“The meal distribution program has been an amazing experience for the PCOC team, as it is an opportunity to go above and beyond our everyday roles and give back to our community,” said Gianna Wilkins, senior event manager. “Families and local community members are so appreciative of the service we provide and continue to extend their sincere gratitude every weekend. All the positive and supportive feedback has made me grateful for my involvement with the program and to also be a part of Pasadena and PCOC. I am very humbled and honored to not only be a part of something that is shedding light during this difficult time, but also allows me to put others first and stand together with my team as one united front, as one community.”
“Volunteering for PUSD has been a rewarding experience and I feel so blessed and fortunate to belong to an organization that values its local community,” added Amanda Westervelt, destination services manager for the Pasadena Convention & Visitors Bureau. “Each weekend, we show our community that we are here for them through the good and difficult times. Precaution is taken to ensure the safety of our team, from social distancing to gloves and masks. But the fact we are physically out there serving our community means the world to these families. We have started recognizing familiar faces and even receive drawings from kids with ‘thank you’ pictures. When COVID-19 is over, they will remember the laughs, jokes and the impact we made …. remembering PCOC fondly. And isn’t that what we do in hospitality? Make people have an unforgettable experience? So, whether they are coming from out of town or live in our neighborhood, we are here for them.”

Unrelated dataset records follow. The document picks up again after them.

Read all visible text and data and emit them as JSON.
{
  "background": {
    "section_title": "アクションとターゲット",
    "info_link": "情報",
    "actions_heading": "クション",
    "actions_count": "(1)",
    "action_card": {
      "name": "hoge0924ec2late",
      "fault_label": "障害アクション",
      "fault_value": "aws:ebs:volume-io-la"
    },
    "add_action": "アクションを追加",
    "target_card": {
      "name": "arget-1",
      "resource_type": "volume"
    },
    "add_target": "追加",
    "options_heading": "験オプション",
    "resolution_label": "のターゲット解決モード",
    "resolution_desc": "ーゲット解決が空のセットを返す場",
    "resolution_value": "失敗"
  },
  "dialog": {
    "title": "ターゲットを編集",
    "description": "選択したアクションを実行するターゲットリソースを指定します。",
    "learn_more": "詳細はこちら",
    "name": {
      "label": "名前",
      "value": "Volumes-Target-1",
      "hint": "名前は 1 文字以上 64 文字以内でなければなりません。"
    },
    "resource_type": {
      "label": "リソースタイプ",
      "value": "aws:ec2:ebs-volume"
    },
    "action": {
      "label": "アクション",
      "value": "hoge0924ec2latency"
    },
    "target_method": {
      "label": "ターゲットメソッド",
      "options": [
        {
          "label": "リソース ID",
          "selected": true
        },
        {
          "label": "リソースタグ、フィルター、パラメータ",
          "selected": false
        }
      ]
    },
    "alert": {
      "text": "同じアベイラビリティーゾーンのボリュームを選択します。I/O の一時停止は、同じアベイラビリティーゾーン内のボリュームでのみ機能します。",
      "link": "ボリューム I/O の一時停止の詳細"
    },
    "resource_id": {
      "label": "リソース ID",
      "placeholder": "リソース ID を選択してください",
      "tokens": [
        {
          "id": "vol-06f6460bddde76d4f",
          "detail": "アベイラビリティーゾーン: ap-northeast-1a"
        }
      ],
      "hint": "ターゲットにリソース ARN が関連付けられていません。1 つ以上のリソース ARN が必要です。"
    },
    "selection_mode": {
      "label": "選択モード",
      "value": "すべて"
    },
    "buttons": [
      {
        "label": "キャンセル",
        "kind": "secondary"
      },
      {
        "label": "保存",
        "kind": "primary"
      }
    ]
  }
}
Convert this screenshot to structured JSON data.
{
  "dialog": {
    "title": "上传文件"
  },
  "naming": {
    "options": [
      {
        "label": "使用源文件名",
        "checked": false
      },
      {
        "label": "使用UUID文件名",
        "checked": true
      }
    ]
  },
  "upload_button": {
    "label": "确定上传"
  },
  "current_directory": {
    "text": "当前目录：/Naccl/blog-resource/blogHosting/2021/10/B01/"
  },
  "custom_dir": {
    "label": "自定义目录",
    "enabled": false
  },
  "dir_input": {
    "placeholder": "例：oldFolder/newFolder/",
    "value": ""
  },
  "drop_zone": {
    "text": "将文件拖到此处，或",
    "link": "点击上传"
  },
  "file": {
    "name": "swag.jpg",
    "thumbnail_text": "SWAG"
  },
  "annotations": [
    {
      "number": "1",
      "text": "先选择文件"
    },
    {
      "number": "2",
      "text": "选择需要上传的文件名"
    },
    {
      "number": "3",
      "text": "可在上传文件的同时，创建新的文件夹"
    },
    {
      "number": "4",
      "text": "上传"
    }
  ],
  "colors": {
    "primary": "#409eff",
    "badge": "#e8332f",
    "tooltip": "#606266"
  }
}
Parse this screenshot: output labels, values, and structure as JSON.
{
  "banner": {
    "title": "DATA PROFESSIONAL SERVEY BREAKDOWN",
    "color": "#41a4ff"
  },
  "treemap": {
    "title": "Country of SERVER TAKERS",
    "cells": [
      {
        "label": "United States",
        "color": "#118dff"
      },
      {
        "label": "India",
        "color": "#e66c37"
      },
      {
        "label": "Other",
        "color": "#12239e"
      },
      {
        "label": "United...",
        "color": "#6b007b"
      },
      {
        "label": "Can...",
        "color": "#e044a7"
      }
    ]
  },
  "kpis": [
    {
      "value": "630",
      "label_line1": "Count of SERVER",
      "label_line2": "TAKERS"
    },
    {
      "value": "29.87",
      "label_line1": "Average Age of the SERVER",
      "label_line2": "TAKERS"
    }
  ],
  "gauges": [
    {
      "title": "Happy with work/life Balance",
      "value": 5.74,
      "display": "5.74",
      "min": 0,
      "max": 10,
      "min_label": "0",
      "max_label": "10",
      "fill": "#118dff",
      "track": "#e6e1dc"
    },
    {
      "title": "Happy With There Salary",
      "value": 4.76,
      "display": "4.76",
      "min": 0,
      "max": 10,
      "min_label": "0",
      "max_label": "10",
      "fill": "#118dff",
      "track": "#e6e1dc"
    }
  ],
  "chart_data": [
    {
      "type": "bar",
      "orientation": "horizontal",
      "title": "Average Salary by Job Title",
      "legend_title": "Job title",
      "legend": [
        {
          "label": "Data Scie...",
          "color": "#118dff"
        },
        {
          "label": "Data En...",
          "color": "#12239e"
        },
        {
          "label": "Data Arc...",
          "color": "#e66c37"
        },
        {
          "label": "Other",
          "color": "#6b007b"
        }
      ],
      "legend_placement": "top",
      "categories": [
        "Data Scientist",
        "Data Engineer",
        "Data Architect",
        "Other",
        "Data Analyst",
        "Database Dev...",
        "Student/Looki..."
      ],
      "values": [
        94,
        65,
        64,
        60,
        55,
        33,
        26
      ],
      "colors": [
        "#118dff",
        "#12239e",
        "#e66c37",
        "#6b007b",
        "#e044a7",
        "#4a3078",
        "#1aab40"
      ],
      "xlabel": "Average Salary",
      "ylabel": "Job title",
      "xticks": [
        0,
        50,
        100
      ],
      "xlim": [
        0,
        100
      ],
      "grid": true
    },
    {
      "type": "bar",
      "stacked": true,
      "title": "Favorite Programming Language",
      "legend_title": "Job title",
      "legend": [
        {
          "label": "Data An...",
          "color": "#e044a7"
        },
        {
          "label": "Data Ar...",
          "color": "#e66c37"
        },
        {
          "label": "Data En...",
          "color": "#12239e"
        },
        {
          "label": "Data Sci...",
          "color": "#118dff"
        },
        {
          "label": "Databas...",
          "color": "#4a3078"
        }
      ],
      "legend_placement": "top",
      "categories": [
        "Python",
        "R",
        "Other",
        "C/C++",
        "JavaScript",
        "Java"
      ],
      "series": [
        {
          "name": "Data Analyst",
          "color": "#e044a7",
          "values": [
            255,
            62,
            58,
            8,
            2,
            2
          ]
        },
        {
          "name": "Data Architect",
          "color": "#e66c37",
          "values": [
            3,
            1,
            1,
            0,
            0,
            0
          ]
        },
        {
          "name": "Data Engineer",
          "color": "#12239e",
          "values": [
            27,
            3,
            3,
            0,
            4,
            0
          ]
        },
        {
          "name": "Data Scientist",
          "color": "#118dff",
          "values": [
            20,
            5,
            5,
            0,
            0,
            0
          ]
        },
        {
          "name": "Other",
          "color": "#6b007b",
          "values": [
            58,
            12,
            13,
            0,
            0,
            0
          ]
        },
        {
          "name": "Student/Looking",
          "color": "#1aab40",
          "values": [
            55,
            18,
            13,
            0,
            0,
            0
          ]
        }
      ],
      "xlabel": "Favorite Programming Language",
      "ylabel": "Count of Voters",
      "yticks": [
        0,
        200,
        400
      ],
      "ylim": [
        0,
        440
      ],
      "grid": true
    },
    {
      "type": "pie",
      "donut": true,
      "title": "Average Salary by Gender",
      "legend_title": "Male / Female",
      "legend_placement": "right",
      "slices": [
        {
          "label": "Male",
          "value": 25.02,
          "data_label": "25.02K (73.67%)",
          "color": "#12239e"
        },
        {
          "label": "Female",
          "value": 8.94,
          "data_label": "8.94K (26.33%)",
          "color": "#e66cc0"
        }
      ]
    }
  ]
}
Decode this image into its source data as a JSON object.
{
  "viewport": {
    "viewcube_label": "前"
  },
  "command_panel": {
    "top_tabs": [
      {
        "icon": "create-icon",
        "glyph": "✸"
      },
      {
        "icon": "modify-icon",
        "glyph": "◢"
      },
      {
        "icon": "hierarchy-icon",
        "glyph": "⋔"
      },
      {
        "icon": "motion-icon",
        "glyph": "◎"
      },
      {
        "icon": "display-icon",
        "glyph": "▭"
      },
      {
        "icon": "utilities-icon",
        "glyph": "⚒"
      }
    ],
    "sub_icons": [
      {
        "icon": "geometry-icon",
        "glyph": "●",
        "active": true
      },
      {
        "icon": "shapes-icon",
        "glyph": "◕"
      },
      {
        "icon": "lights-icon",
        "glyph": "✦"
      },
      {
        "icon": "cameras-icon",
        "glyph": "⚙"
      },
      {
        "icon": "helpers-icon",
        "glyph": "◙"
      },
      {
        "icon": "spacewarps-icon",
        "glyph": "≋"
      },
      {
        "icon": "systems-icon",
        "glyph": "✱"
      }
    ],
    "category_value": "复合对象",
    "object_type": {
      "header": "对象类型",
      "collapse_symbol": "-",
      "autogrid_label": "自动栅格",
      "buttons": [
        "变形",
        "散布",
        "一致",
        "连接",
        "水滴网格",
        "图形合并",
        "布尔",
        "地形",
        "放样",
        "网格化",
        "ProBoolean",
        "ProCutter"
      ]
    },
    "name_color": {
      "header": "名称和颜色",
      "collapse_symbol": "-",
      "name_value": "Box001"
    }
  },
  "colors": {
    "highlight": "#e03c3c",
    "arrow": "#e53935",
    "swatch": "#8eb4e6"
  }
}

It has been a rewarding five weekends and a pleasure to partner with the City of Pasadena and Centerplate to provide for those in need. And what better way to continue the spirit of helping others than to announce that the PCOC will extend the meal distribution program by providing an additional four weekends of healthy meals to the PUSD. This will take place May 2-3, 9-10, 16-17 and 23-24.
Naz Sabripour is Executive Director of the Pasadena Convention Center.
Photo of Centerplate team preparing meals courtesy of Pasadena Center Operating Company.
By Donna Cannatella
It was an honor for our team here at the Chesapeake Conference Center, managed by VenuWorks, to play a part in helping serve the needs of our community during the coronavirus pandemic.
I coordinated with Chef Kristen with Mercy Chefs in Portsmith, VA, to have our venue Chef Mario and his team volunteer with Mercy Chefs to help prepare food for families in need in our community. I learned of this great opportunity while in the Hampton Roads Chamber Zoom meeting just last week.
Mercy Chefs is a faith-based, non-profit disaster relief organization that exists to serve professionally prepared meals to victims, volunteers, and first responders in national emergencies and natural disasters such as the one we are currently facing. They are in great need of professional chefs and F&B staff to prepare quality home cooked meals. My team enthusiastically volunteered to assist in any way possible. Their first day was Tuesday, April 28, and they will be back again to volunteer their services.
We are so happy to be a part of serving our community and helping in any way that we can to help feed the hungry and feed our first responders who are battling COVID-19 on the front lines.
Stay safe. Stay well.
Donna Cannatella is executive director of the Chesapeake Conference Center in Chesapeake, Virginia.
Pictured from left: Chef Kristen of Mercy Chefs, sous chef, Wakanda, Nikki, and Chef Mario.